Donald Trump is getting support from some unlikely folks on the left.
Big Labor – including the powerful United Auto Workers – have come out in favor of President Trump renegotiating the North American Free Trade Agreement.
In a letter, the UAW voiced their approval for a change in the treaty. They were one of more than 550 groups filing public comments to the U.S. Trade office before Monday’s deadline, The Daily Caller reports.
“Since NAFTA, our trade surplus with Mexico has vanished and hundreds of thousands of U.S. jobs have been lost. Most of these job losses have been in manufacturing,” UAW Legislative Director Josh Nassar said in a letter submitted to the trade representative June 6, according to the Detroit Free Press.
Trump’s “America First” message struck a powerful chord with American workers – including powerful labor unions. Battleground states were no doubt turned on the backs of his commitment to bring back blue-collar manufacturing jobs. Even workers who normally vote Democratic supported Trump, despite union leaders’ full-throated support for Hillary Clinton.
Trump announced last month his intention of renegotiating the two-decade-old treaty.
The leader of the United Auto Workers – Dennis Williams – said shortly after Trump’s victory that he would be willing to work with the administration on overhauling NAFTA.
The AFL-CIO, also on board with the NAFTA re-negotiation, identified six ways they said the treaty could be improved:
- Includes standards, regulation and enforcement designed to protect the average worker.
- Ensures labor and environmental standards are high, clear, and enforced.
- Creates a more transparent system for trade disputes in an effort to protect workers rather than, in the opinion of the AFL-CIO, powerful banks and corporations.

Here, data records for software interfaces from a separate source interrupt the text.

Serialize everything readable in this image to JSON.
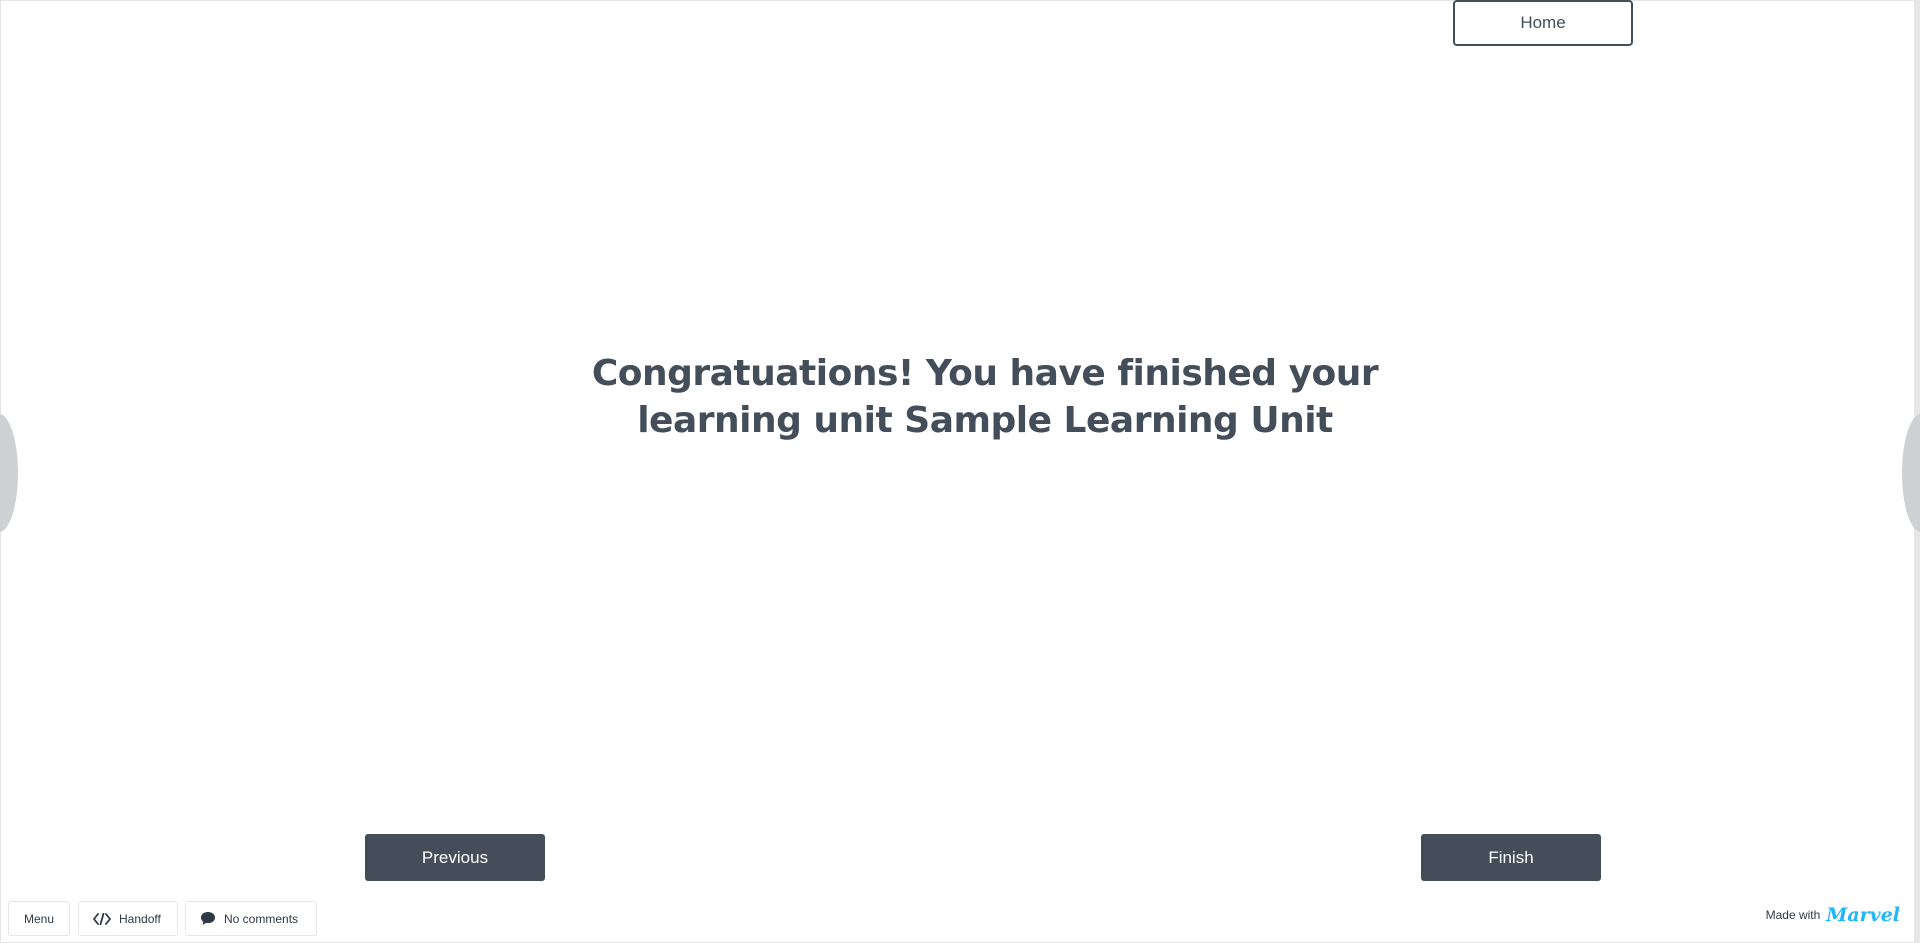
{
  "header": {
    "home_label": "Home"
  },
  "main": {
    "headline_line1": "Congratuations! You have finished your",
    "headline_line2": "learning unit Sample Learning Unit"
  },
  "navigation": {
    "previous_label": "Previous",
    "finish_label": "Finish"
  },
  "toolbar": {
    "menu_label": "Menu",
    "handoff_label": "Handoff",
    "comments_label": "No comments",
    "made_with_label": "Made with",
    "brand_name": "Marvel"
  },
  "icons": {
    "handoff": "code-icon",
    "comments": "comment-bubble-icon"
  },
  "colors": {
    "primary_dark": "#434e5a",
    "brand_blue": "#1fb6ff",
    "background": "#ffffff"
  }
}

- Adopts more robust “rules of origin,” requiring automotive manufacturers to make a higher percentage of a new vehicle and its parts in the originating country in order to qualify for tariff-free trade.

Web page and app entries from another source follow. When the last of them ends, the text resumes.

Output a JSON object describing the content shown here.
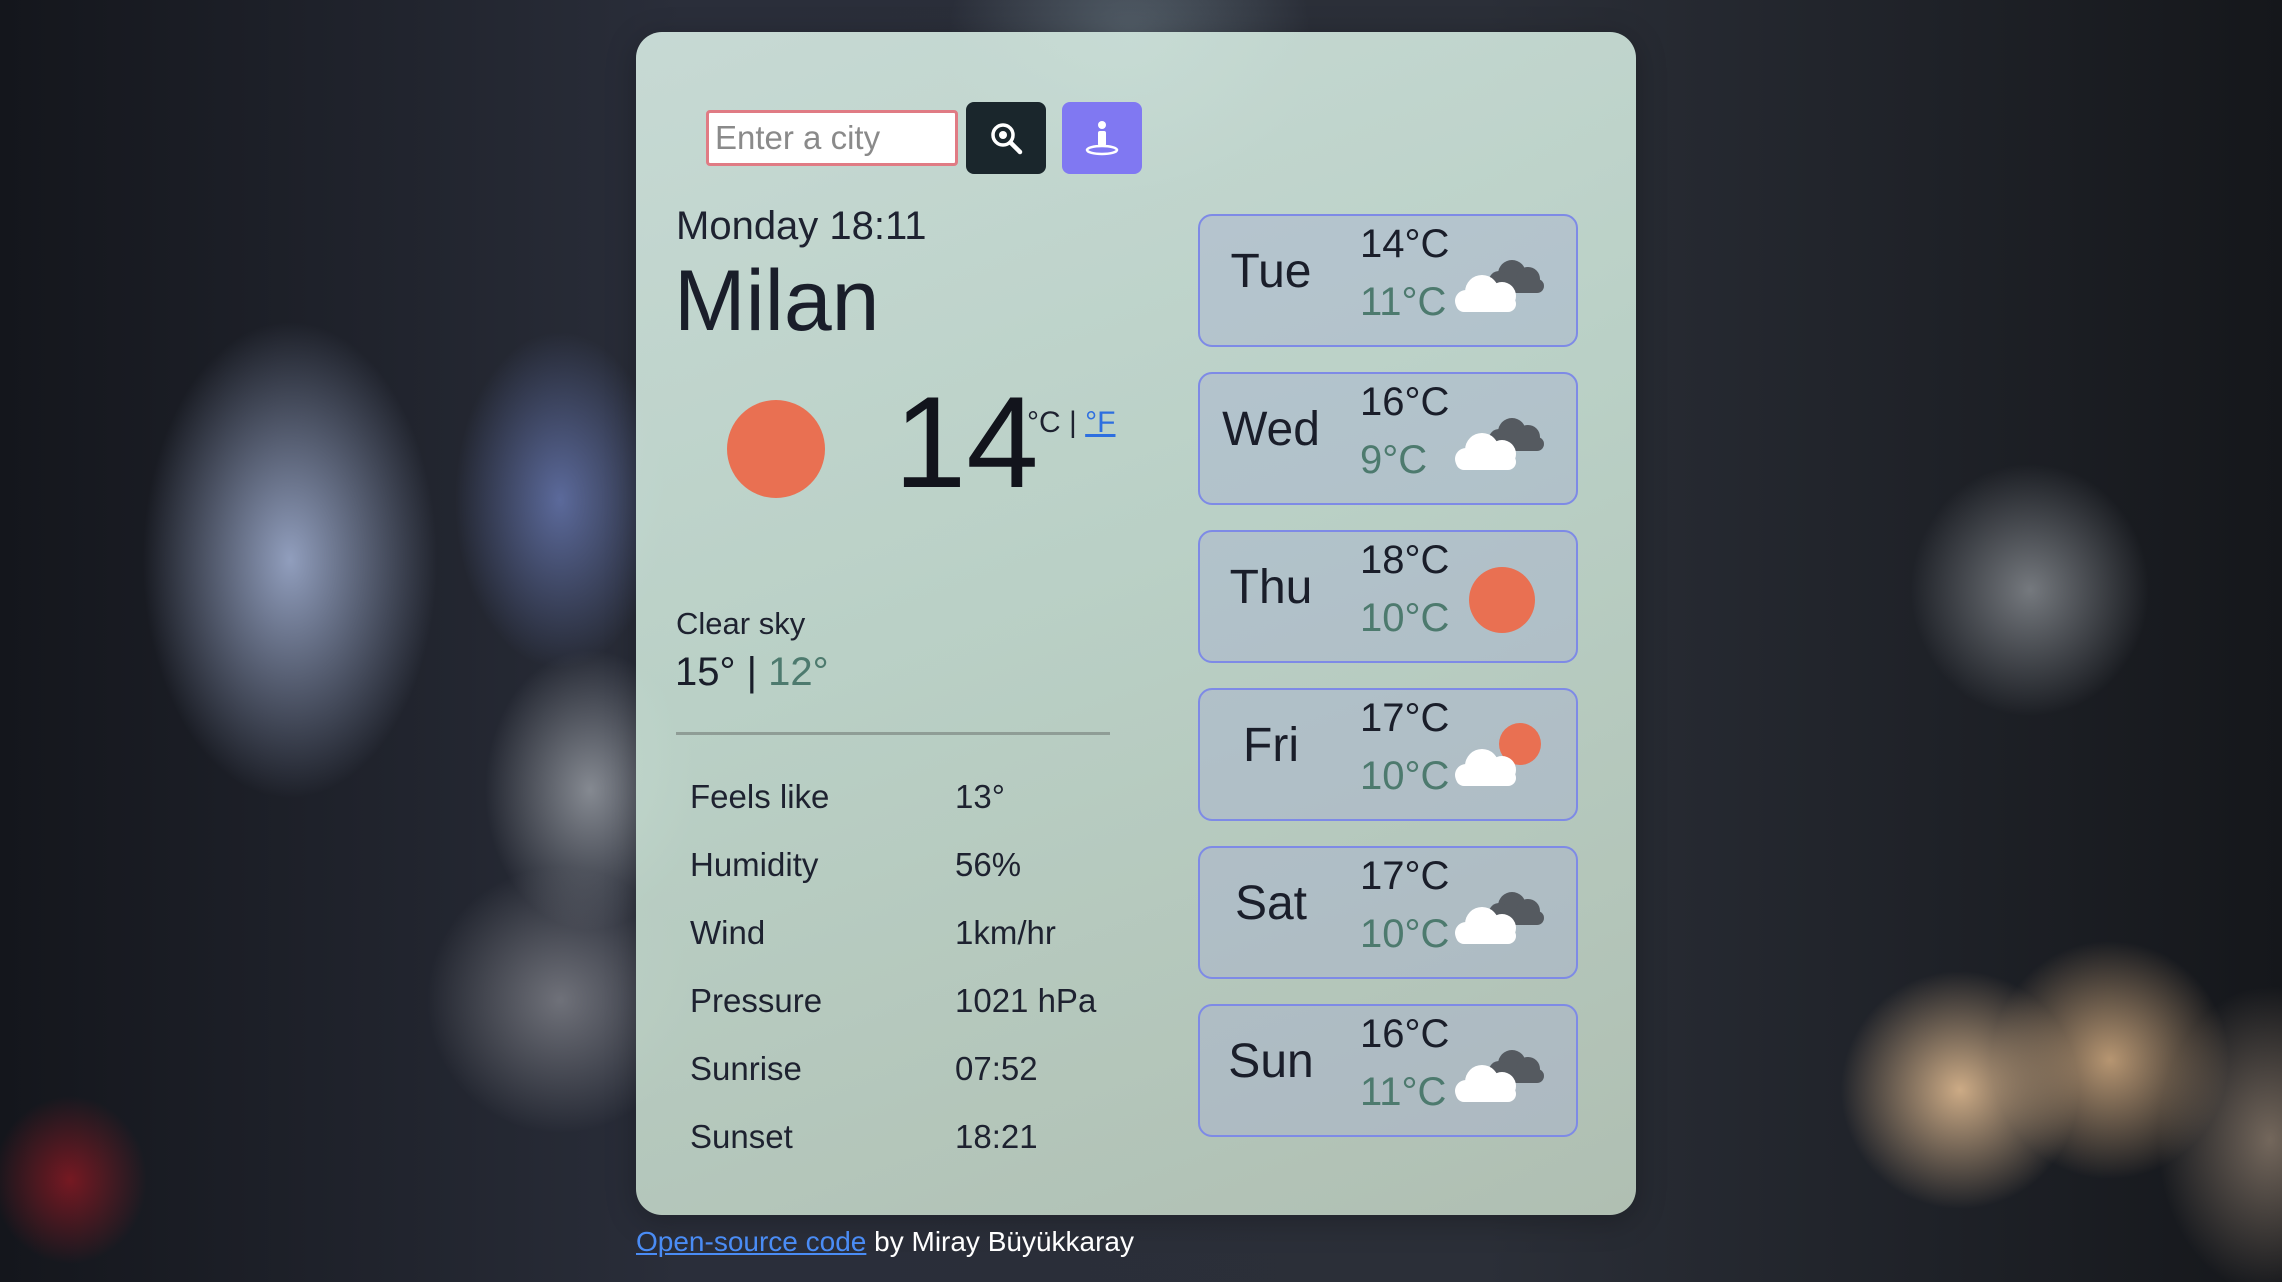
{
  "search": {
    "placeholder": "Enter a city",
    "value": ""
  },
  "current": {
    "date": "Monday 18:11",
    "city": "Milan",
    "temperature": "14",
    "unit_celsius": "°C",
    "unit_separator": "|",
    "unit_fahrenheit": "°F",
    "description": "Clear sky",
    "high": "15°",
    "low": "12°",
    "hilo_separator": "|",
    "icon": "sun-icon"
  },
  "details": [
    {
      "label": "Feels like",
      "value": "13°"
    },
    {
      "label": "Humidity",
      "value": "56%"
    },
    {
      "label": "Wind",
      "value": "1km/hr"
    },
    {
      "label": "Pressure",
      "value": "1021 hPa"
    },
    {
      "label": "Sunrise",
      "value": "07:52"
    },
    {
      "label": "Sunset",
      "value": "18:21"
    }
  ],
  "forecast": [
    {
      "day": "Tue",
      "max": "14°C",
      "min": "11°C",
      "icon": "broken-clouds-icon"
    },
    {
      "day": "Wed",
      "max": "16°C",
      "min": "9°C",
      "icon": "broken-clouds-icon"
    },
    {
      "day": "Thu",
      "max": "18°C",
      "min": "10°C",
      "icon": "sun-icon"
    },
    {
      "day": "Fri",
      "max": "17°C",
      "min": "10°C",
      "icon": "partly-cloudy-icon"
    },
    {
      "day": "Sat",
      "max": "17°C",
      "min": "10°C",
      "icon": "broken-clouds-icon"
    },
    {
      "day": "Sun",
      "max": "16°C",
      "min": "11°C",
      "icon": "broken-clouds-icon"
    }
  ],
  "footer": {
    "link_text": "Open-source code",
    "suffix": "by Miray Büyükkaray"
  },
  "colors": {
    "sun": "#e97052",
    "search_button": "#1a262c",
    "location_button": "#8078f2",
    "link": "#2d6fe0",
    "min_temp": "#4d7a6e"
  }
}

- Allows the participating countries and municipalities to adopt local-sourcing policies and eliminate a chapter in the trade agreement that bans them.